At the Hollywood Theatre, the Organ Grinders silent film series takes you to Africa with Lon Chaney and Lionel Barrymore as your guides.
The Subterranean Howl storms the stage preaching with frequencies not meant for the instruments from which they emanate. The sermon: Tod Browning’s WEST OF ZANZIBAR, a 1928 tale of magic and revenge. The Subterranean Howl, taking their name from Kerouac’s “The Subterraneans” and Ginsberg’s “Howl”, indulges the listeners’ ears with dynamics ranging from the howl of a deranged street preacher to the murmur of a subterranean river.

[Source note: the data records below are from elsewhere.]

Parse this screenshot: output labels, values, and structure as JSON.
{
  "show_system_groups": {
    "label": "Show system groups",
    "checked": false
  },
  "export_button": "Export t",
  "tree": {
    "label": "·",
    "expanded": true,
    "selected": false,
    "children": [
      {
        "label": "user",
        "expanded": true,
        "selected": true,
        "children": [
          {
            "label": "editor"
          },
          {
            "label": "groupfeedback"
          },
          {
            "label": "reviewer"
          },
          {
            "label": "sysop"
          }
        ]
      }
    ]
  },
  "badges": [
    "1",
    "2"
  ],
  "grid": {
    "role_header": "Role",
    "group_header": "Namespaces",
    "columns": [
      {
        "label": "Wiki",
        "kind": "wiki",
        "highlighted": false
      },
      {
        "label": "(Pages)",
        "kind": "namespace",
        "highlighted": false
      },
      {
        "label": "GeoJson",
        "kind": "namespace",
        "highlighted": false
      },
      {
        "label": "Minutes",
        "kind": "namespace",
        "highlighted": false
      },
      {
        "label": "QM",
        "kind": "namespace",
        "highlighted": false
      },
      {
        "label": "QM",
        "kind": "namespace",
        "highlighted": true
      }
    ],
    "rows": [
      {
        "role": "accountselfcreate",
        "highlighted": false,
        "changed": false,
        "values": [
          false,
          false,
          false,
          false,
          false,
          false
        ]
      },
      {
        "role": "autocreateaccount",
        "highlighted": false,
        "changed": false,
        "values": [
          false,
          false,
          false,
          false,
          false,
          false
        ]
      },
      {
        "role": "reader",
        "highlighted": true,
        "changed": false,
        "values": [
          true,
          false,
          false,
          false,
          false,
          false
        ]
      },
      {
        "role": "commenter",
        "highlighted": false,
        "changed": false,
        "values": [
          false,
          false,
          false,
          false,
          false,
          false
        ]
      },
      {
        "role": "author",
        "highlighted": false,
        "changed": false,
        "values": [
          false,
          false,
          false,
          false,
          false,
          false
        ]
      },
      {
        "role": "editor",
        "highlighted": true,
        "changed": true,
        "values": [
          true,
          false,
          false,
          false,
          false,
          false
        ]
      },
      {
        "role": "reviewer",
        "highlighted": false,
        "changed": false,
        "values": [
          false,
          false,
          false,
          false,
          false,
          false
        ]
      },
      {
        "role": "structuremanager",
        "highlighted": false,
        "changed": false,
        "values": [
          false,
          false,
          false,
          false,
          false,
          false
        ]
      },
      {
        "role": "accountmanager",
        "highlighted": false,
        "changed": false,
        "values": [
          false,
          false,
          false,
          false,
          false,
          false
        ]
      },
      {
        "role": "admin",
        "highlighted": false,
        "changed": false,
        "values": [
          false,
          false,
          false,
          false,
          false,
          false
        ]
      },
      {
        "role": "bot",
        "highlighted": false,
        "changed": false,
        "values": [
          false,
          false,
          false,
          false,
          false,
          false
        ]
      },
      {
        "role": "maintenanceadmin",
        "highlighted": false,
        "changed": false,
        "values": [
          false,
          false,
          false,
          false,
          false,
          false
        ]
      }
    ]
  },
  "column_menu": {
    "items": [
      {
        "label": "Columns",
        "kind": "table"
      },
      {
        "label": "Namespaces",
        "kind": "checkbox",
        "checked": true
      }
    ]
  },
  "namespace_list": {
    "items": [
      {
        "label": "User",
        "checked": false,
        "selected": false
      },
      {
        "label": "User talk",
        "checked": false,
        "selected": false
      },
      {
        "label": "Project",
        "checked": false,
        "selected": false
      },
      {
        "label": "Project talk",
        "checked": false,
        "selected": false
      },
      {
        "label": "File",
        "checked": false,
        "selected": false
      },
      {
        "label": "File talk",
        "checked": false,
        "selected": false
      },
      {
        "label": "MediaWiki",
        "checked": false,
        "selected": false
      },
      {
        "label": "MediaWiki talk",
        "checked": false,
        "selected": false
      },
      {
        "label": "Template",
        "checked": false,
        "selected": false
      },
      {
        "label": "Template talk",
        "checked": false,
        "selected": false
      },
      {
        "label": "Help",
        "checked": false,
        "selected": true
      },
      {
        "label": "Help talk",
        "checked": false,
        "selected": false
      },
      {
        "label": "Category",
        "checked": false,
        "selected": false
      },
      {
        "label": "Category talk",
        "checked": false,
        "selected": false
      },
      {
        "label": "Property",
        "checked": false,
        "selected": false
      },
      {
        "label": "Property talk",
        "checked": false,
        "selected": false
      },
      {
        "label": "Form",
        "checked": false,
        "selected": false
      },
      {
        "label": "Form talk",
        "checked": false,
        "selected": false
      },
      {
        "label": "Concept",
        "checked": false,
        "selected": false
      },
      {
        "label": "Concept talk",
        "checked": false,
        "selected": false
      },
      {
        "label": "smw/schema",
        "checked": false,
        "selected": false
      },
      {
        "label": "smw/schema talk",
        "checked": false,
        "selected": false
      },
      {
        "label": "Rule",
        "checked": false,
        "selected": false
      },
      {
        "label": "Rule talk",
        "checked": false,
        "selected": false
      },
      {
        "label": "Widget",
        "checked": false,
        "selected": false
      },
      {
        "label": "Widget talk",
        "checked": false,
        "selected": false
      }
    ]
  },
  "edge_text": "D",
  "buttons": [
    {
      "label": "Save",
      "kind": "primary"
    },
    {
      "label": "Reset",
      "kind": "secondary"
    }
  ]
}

If there’s one thing The Subterranean Howl has mastered, it’s dynamics. As one writer eloquently puts it, “Like the beat writers from which their name borrows, The Subterranean Howl leave style as an afterthought and spontaneously create music that is both catchy and surprisingly fresh.” It is precisely this amalgamation of sweet and tender melodies and dance inspiring grooves juxtaposed with earth-threatening sonic explosions that give the band their unique, a-pop-alyptic sound.
In a special one-time performance, the Hollywood Theatre is transformed back to its vaudeville days of bowler hat bedecked musicians and big screen spectacles.
ORGAN GRINDERS – From under the screen, the sounds of modern groups are paired with movies from a different era, updating the genre of Silent Film accompaniment to the sounds around us today. Organ Grinders revisits the original vision of the Hollywood Theatre, built in 1926 with an orchestra pit and a hydraulically ascending theatre organ.
WEST OF ZANZIBAR – Flint, a Limehouse magician, loses the use of his legs as the result of a fight with Crane, an ivory trader who has taken an interest in Flint’s wife. Several months later, Mrs. Flint dies, leaving behind a daughter, Maizie, whom the magician believes to be Crane’s child rather than his own. Flint takes the child and goes to Africa.